Urge, stress, and overflow incontinence can be devastating for men. Treatment can help them get their lives back.
We all run the risk of leaking urine as we get older. Both sexes can experience leakage with a laugh or cough, or find themselves with a sudden urge to use to the bathroom.
The problem — urinary incontinence — is twice as common in women as it is in men. Yet men seem to have a harder time coping with it. Studies suggest men with incontinence are less likely to seek treatment for it, and are more likely than women to be depressed or avoid social activities because of incontinence.
How can men cope better? It starts with understanding the common types of incontinence and how they’re treated.
Urge incontinence is common in men. It often occurs in men with an overactive bladder — the bladder muscle contracts on its own, creating an overwhelming feeling that you need to urinate, pronto. If you don’t make it to the bathroom fast enough, you may leak a little … or a lot.
An overactive bladder can also be caused by enlargement of the prostate — the gland that wraps partly around the urethra (the tube that carries urine from the bladder out of the body).
And sometimes an overactive bladder results from nerve problems that affect the bladder; from side effects of certain medications, such as diuretics; or from side effects of caffeine.
Stress incontinence refers to urine leakage from physical force on the bladder — something as simple as laughing, coughing, lifting a heavy object, or exercising. This type of incontinence occurs when muscles (sphincters) that normally squeeze shut and seal off the bladder are damaged or weakened.
Sphincter issues in men usually result from surgery to remove all or part of the prostate. Weakened sphincter muscles can also be caused by spinal cord injuries or medication side effects.

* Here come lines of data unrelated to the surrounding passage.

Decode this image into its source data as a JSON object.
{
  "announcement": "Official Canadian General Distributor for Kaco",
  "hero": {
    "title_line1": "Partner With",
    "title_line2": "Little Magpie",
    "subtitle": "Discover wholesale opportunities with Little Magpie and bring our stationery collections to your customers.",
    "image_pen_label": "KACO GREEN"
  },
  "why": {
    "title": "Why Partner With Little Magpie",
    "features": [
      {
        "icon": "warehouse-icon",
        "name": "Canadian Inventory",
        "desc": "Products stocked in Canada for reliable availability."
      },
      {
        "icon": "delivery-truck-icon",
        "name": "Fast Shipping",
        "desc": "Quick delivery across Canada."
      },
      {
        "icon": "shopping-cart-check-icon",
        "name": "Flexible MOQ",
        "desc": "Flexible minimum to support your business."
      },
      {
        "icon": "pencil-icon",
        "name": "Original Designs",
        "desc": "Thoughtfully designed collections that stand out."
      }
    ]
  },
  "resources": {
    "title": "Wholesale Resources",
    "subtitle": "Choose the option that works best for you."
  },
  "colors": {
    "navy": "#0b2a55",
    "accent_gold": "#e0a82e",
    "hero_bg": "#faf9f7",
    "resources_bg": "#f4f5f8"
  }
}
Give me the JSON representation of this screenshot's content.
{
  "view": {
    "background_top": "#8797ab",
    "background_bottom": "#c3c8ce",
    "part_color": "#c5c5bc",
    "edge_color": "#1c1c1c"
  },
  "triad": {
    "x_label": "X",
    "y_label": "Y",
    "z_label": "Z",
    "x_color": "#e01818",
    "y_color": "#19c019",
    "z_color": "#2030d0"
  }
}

Overflow incontinence describes a bladder that never empties all the way and overflows regularly, with urine leaking out constantly. This type of incontinence in men is usually caused by an enlarged prostate that blocks normal urine flow, or a bladder muscle that can’t push out urine on its own.
Other causes include nerve damage from conditions such as diabetes or multiple sclerosis, or use of certain medications that make you unaware of the urge to urinate.

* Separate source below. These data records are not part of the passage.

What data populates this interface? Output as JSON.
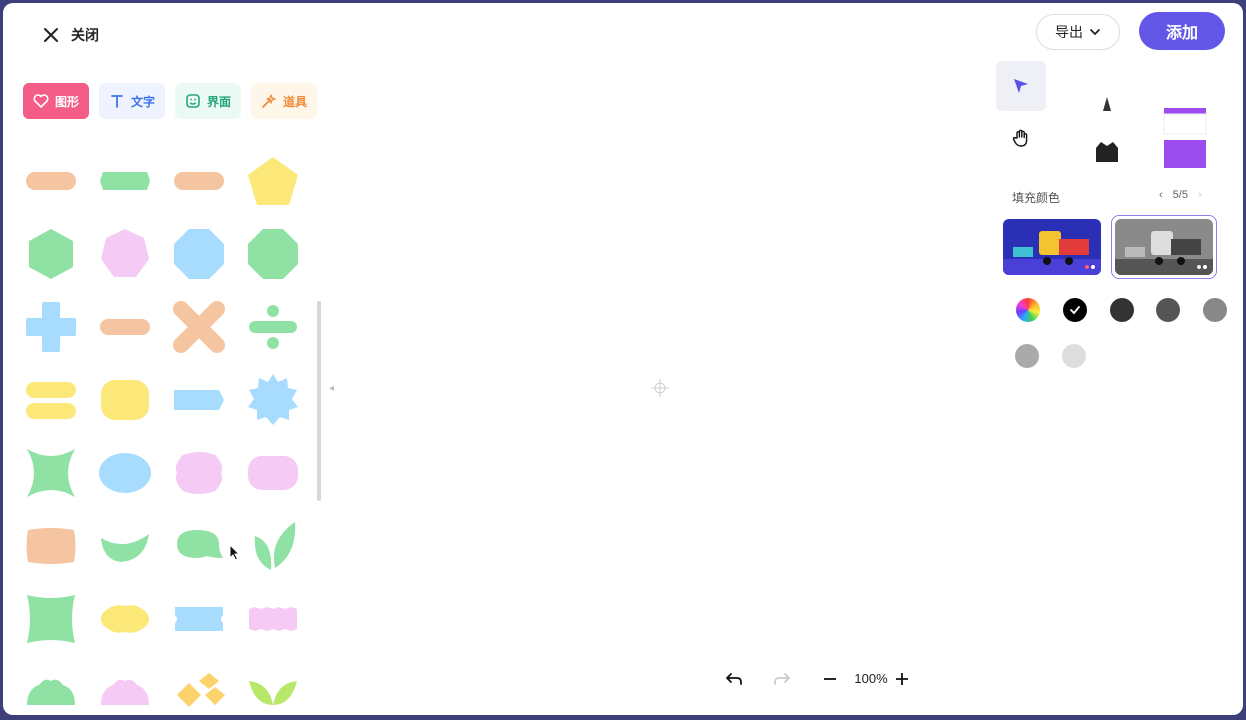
{
  "header": {
    "close_label": "关闭",
    "export_label": "导出",
    "add_label": "添加"
  },
  "tabs": [
    {
      "label": "图形",
      "icon": "heart-icon",
      "active": true
    },
    {
      "label": "文字",
      "icon": "text-icon"
    },
    {
      "label": "界面",
      "icon": "sticker-icon"
    },
    {
      "label": "道具",
      "icon": "magic-wand-icon"
    }
  ],
  "shapes": [
    "rounded-rect-orange",
    "rounded-rect-green",
    "rounded-rect-orange",
    "pentagon-yellow",
    "hexagon-green",
    "heptagon-pink",
    "octagon-blue",
    "octagon-green",
    "plus-blue",
    "minus-orange",
    "cross-orange",
    "divide-green",
    "equals-yellow",
    "rounded-square-yellow",
    "tag-blue",
    "starburst-blue",
    "star4-green",
    "cloud-blue",
    "cloud-pink",
    "rounded-rect-pink",
    "wavy-orange",
    "leaf-green",
    "speech-bubble-green",
    "leaves-green",
    "wavy-square-green",
    "blob-yellow",
    "ticket-blue",
    "ribbon-pink",
    "scallop-green",
    "scallop-pink",
    "shapes-yellow",
    "sprout-lime"
  ],
  "panel": {
    "fill_color_label": "填充颜色",
    "pager_text": "5/5",
    "swatch_colors": [
      "rainbow",
      "#000000",
      "#333333",
      "#555555",
      "#888888",
      "#aaaaaa",
      "#dddddd"
    ]
  },
  "toolbar": {
    "zoom_label": "100%"
  }
}
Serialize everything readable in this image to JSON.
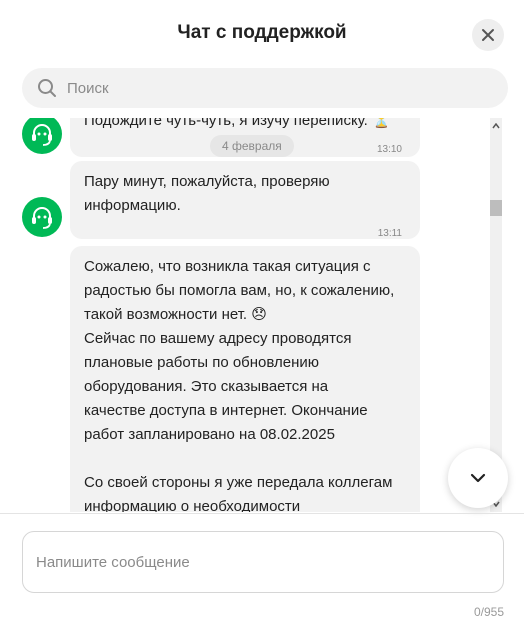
{
  "header": {
    "title": "Чат с поддержкой",
    "close_icon": "close-icon"
  },
  "search": {
    "placeholder": "Поиск",
    "icon": "search-icon"
  },
  "colors": {
    "accent": "#00b956",
    "bubble": "#f2f2f2"
  },
  "messages": [
    {
      "text": "Подождите чуть-чуть, я изучу переписку. ⏳",
      "time": "13:10"
    },
    {
      "date": "4 февраля"
    },
    {
      "text": "Пару минут, пожалуйста, проверяю информацию.",
      "time": "13:11"
    },
    {
      "lines": [
        "Сожалею, что возникла такая ситуация с",
        "радостью бы помогла вам, но, к сожалению,",
        "такой возможности нет. 😞",
        "Сейчас по вашему адресу проводятся",
        "плановые работы по обновлению",
        "оборудования. Это сказывается на",
        "качестве доступа в интернет. Окончание",
        "работ запланировано на 08.02.2025",
        "",
        "Со своей стороны я уже передала коллегам",
        "информацию о необходимости"
      ]
    }
  ],
  "composer": {
    "placeholder": "Напишите сообщение",
    "counter": "0/955"
  },
  "scroll_button_icon": "chevron-down-icon"
}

Overflow incontinence comes with an increased risk of developing frequent urinary tract infections, which can lead to confusion, kidney infection, and other health problems.
Your primary care doctor or a urologist can treat you for urinary incontinence. “We’ll ask you to track your voiding, fluid intake, and incontinence episodes for three days,” Dr. Nehra says.
Your doctor may also order tests to measure your urine flow or get images of the bladder, or a procedure to look inside the urethra, prostate, and bladder. “That helps us understand how the bladder is filling and emptying,” Dr. Nehra says.
Treatment depends on the type of incontinence you have. “For an overactive bladder, we’ll prescribe medications to tone down bladder activity or increase bladder capacity,” Dr. Nehra says. “Scheduling regular bathroom breaks also helps.”
So might injections of botulinum toxin (Botox) to relax the bladder muscle, and exercises to strengthen your pelvic floor muscles so you can hold urine in long enough to reach the bathroom.
For stress incontinence, initial treatment includes medications, pelvic floor exercises, and weight loss. If those don’t work, surgical procedures can help. “We can place an artificial sphincter muscle around the urethra. We can also implant a sling to support and stabilize the urethra,” Dr. Nehra says.
For overflow incontinence, procedures to reduce the size of the prostate and remove obstructions are often the answer.
“The key to treatment is taking that first step of visiting your doctor. We want you to do it before the incontinence hurts your quality of life,” Dr. Nehra says.